2) Does God ever fail to intervene or is He limited in how He can intervene, unable to tear apart the physical universe to intervene physically, unable to tear apart the mind of someone closed to Him or only a little open to Him?

It regularly amazes me how both atheists and traditionalists will make absolute claims without looking at the possibilities that are contrary to such a claim. If you prove your position is better than every possibility, fine, but is it so hard to consider other possibilities?

Regarding the question of intense suffering, I did my internship at a Jewish hospital many years ago. There was a noticeable difference in my patients who had concentration camp numbers on their forearms. They were less afraid. They were usually more open to me personally, though maybe some were more withdrawn. Was their suffering good for them? A little bit. It couldn't justify the Holocaust, but people had learned something. I look at suffering in my own life and could say a similar thing. One reason I volunteer at a charity in my retirement is my own suffering - I know that people suffer when they're in need, not just from the material need. Often the anxiety over what to do is worse than the material deprivation. Some learn to trust others this way, that it's impossible not to need anything from anyone. Some learn to trust God the same way.

Everyone must suffer some to learn empathy. Everyone must suffer some to break their pride down to a healthy level. It doesn't take much to do that. Traditionalists or others who say that all the suffering in the world is necessary are insane, in my opinion.

So what does that have to do with God? It means He's not the all-powerful, all-good God tradition says He is. David Hume said this almost 300 years ago. Some say Hume is wrong, that somehow there's a good reason the world is the way it is with a traditional God, overcoming sin slowly perhaps, for reasons unknown to mere mortals. I ask God about it, and He says, "No, tradition is wrong." Next question.

John W. Loftus said...

Regarding the question of intense suffering, I did my internship at a Jewish hospital many years ago. There was a noticeable difference in my patients who had concentration camp numbers on their forearms. They were less afraid. They were usually more open to me personally, though maybe some were more withdrawn. Was their suffering good for them? A little bit. It couldn't justify the Holocaust, but people had learned something.

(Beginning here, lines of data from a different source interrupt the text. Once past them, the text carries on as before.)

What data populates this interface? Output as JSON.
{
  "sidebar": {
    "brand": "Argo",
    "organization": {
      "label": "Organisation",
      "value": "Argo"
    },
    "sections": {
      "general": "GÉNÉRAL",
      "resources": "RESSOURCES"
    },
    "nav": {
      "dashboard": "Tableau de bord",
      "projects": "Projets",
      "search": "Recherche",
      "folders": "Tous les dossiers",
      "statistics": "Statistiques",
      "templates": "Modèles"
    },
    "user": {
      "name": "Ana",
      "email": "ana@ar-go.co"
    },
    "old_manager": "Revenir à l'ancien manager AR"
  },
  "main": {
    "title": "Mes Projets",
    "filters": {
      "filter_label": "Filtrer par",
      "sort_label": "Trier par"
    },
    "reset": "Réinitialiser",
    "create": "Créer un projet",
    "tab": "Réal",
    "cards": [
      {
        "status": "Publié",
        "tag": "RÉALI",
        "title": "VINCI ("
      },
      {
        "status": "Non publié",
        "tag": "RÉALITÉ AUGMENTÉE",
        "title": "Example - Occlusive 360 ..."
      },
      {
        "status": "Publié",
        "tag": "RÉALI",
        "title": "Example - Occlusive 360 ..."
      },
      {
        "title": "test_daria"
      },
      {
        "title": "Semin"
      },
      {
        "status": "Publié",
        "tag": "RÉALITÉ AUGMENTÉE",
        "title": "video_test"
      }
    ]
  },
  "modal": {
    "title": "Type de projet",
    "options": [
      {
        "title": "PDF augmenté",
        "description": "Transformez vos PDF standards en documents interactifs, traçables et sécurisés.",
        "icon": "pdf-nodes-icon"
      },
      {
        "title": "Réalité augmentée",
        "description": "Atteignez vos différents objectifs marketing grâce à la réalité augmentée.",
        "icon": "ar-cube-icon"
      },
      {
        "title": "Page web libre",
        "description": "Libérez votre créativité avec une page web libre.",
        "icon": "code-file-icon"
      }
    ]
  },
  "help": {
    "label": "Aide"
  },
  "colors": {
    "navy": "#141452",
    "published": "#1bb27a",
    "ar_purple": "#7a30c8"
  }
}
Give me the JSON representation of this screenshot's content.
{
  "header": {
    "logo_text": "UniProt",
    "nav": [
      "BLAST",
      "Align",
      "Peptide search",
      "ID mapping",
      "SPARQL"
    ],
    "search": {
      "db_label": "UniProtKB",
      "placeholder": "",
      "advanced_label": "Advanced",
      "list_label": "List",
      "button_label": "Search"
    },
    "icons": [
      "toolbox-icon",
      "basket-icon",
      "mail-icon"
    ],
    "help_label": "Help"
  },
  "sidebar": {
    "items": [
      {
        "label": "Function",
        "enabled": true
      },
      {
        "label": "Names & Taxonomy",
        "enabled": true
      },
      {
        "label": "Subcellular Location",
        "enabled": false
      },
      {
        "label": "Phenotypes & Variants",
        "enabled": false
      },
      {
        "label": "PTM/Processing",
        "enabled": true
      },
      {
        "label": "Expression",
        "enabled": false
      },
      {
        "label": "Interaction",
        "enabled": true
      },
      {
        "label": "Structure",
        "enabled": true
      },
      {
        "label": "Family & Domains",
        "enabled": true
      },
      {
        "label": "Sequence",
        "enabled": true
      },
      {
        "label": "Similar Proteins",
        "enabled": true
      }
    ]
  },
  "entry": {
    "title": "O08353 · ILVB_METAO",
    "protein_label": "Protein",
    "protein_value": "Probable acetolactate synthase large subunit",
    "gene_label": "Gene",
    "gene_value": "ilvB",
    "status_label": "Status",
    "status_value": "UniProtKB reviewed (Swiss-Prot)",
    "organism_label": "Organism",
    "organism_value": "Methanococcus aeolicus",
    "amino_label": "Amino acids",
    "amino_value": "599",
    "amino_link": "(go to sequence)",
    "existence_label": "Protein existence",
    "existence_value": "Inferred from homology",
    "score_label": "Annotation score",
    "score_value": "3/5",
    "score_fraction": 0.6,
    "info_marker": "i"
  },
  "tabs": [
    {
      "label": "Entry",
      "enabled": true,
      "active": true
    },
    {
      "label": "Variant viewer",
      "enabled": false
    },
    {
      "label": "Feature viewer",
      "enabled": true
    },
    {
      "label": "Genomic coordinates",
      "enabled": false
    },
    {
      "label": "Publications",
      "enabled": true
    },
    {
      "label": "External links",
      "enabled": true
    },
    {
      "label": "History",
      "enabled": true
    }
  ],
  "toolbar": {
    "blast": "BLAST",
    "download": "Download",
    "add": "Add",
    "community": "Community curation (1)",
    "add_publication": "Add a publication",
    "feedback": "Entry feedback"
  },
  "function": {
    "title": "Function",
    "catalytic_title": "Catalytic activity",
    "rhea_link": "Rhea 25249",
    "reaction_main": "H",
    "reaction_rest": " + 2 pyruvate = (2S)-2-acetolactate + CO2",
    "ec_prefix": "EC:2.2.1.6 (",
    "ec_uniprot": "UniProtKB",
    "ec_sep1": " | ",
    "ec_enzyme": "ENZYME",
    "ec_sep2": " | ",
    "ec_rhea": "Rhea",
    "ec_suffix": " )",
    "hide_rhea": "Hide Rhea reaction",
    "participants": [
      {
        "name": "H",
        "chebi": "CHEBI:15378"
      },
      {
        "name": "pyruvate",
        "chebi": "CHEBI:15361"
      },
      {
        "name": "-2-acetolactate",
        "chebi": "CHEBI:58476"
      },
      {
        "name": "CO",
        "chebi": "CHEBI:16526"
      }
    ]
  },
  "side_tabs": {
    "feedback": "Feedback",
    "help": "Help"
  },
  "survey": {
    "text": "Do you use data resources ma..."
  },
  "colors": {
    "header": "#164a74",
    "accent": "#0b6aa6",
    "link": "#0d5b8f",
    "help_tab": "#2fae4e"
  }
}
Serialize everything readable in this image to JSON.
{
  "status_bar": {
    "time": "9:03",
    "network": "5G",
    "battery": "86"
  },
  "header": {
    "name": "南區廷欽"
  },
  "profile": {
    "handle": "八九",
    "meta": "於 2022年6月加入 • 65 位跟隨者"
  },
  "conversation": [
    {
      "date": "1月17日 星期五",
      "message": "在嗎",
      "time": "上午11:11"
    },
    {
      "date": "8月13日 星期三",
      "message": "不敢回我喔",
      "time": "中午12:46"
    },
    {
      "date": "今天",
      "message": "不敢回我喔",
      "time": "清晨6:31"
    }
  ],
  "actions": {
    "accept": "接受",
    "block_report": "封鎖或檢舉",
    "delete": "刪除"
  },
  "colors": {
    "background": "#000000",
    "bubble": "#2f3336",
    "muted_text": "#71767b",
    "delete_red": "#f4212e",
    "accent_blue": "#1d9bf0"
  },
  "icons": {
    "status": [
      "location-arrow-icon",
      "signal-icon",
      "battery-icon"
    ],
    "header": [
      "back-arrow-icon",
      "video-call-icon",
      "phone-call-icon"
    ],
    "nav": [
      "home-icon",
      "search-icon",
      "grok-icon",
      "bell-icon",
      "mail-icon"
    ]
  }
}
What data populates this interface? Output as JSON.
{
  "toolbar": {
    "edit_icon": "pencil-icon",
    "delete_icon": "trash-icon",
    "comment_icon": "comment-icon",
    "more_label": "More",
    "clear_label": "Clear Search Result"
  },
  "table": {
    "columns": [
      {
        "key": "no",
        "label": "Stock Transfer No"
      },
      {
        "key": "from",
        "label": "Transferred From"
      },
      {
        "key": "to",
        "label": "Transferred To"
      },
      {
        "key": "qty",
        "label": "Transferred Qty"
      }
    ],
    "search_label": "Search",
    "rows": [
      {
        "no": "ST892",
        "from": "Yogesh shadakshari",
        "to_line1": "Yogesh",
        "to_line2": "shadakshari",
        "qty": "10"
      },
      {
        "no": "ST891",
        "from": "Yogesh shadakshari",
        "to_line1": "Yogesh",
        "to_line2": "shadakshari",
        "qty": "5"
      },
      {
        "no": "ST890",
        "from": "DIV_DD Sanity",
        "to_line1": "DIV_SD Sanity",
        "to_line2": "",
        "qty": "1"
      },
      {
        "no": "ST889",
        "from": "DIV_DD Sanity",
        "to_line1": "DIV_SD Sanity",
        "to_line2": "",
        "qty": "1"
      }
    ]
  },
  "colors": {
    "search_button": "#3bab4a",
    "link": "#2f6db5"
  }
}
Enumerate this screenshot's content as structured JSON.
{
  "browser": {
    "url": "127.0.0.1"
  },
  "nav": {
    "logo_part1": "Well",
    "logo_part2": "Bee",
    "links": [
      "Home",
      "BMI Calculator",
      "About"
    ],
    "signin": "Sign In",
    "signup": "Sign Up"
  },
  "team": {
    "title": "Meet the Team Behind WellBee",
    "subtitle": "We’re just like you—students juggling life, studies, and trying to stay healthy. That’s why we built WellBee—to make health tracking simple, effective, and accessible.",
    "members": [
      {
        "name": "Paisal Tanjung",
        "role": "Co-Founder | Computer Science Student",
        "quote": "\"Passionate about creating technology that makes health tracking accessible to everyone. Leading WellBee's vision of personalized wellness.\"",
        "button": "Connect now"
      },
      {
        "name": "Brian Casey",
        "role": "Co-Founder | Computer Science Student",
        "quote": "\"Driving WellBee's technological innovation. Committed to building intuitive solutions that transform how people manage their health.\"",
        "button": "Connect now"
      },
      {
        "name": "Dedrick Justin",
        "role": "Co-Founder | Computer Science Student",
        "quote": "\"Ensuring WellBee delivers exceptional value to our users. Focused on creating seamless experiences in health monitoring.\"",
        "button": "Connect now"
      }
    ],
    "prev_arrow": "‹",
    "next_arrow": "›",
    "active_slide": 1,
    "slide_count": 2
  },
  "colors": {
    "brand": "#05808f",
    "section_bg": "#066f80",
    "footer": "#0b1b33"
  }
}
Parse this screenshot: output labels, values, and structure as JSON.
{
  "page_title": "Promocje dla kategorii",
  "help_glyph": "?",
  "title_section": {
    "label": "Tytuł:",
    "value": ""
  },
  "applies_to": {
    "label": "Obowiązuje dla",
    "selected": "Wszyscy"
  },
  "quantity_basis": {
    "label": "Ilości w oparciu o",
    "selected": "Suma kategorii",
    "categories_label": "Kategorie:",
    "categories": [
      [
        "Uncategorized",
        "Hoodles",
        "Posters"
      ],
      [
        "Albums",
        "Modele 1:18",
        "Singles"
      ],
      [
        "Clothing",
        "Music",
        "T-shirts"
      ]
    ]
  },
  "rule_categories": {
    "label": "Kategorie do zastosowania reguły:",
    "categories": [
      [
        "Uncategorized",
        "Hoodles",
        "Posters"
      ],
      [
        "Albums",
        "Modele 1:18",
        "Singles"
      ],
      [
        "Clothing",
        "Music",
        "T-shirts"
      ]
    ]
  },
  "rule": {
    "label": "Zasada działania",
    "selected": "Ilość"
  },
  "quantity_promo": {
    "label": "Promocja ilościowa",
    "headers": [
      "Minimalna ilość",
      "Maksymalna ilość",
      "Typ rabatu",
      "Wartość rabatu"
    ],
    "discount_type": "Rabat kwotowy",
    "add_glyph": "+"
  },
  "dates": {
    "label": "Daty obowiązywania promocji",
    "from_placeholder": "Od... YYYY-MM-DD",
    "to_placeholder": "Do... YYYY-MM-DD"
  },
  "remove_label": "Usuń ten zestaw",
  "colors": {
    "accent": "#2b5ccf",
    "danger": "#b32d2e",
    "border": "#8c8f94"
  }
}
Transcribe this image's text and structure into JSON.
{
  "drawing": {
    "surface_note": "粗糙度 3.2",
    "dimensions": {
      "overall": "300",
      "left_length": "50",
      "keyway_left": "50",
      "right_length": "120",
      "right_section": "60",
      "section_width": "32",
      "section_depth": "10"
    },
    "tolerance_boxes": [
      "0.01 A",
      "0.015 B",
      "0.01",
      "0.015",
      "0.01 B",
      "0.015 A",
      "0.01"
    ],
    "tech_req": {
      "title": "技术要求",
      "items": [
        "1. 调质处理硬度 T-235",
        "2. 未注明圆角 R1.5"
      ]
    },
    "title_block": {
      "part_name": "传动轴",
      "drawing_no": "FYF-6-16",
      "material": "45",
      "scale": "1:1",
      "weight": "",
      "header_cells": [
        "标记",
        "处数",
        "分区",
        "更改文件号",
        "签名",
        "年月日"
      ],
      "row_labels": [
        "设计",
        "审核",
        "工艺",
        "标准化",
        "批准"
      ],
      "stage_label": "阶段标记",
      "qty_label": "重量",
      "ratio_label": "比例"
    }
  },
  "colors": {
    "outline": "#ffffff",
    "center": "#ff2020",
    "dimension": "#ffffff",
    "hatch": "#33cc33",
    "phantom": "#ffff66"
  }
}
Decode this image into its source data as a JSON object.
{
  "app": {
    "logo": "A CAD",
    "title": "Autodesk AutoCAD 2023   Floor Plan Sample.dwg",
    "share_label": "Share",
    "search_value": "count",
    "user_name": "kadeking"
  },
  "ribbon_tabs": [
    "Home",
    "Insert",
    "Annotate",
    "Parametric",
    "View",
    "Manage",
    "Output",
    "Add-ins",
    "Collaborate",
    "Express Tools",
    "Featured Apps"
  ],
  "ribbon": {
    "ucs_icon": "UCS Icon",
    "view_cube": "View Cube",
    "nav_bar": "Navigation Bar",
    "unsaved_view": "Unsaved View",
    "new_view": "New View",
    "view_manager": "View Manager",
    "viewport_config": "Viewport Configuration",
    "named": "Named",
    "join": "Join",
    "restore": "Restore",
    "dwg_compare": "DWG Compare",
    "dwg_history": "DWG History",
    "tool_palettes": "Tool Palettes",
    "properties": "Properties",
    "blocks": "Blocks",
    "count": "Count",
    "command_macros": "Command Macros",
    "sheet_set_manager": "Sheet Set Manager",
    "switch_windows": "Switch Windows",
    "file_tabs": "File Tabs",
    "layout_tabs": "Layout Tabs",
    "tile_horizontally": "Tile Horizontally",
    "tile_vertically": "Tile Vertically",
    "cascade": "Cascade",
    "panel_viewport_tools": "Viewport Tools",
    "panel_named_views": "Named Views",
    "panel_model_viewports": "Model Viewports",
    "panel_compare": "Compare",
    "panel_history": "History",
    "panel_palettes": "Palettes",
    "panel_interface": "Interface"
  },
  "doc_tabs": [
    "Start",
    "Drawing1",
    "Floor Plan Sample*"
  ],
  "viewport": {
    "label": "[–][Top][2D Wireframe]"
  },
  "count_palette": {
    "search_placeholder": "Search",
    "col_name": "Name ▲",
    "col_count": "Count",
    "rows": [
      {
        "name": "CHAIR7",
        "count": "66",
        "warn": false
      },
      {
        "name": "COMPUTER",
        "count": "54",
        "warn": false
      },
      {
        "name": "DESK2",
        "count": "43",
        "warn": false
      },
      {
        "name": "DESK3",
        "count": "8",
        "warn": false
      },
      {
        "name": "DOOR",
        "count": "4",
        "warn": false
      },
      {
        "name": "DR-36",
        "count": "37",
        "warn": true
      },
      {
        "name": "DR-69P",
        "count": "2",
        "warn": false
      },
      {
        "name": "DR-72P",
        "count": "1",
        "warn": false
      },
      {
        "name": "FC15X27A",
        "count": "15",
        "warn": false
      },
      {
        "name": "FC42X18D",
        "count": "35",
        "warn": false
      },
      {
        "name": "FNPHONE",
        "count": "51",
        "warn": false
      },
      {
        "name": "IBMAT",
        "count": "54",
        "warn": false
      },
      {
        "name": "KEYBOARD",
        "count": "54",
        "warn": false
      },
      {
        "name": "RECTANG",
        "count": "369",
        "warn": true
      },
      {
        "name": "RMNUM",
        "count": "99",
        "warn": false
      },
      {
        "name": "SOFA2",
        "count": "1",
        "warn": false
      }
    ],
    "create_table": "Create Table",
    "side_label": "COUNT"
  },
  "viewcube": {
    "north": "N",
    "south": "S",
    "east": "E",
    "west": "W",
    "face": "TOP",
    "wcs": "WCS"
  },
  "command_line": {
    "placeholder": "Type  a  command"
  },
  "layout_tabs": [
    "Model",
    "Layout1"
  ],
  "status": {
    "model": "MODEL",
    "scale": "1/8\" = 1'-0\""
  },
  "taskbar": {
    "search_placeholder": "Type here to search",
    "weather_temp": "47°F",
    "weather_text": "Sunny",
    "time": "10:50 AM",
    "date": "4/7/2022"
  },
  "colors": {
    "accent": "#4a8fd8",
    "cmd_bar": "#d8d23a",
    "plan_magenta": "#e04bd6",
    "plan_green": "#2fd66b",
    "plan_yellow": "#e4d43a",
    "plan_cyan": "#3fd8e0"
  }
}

This is very lame. Ask these same people if their lives are better off because of their suffering, that they are glad it happened, and that if they had it to do all over again they would. Go ahead. Ask them. Then get back to me.

Plus there are people who are not alive anymore precisely because of those concentration camps for you to even ask....most of whom are purportedly in hell.

Everyone must suffer some to learn empathy. Everyone must suffer some to break their pride down to a healthy level. It doesn't take much to do that. Traditionalists or others who say that all the suffering in the world is necessary are insane, in my opinion.

What about the Christian God and/or angels? Then suffering is not necessary, as you admit.

But the suffering I'm talking about is the kind that will turn your stomach, that reduces a man to nothing, that provokes people to commit suicide, that causes them to abandon all hope of life, that crushes bones, breaks wills, that is unbearable, gratuitous, and completely undeserved.

DavidD said...

I spent a career in medicine. I volunteer now at a charity where the clients are quite needy. I know suffering very well, Mr. Loftus. I'm sorry you don't read well enough to read what I wrote instead of what you assumed I wrote. I said two ways that while suffering can be helpful, that cannot justify how much suffering there is.

You asked about intense suffering. I gave you what I know, my real world experience. Now apparently you are more interested in wordy fantasy that agrees with you completely. What not just make up your own comments then?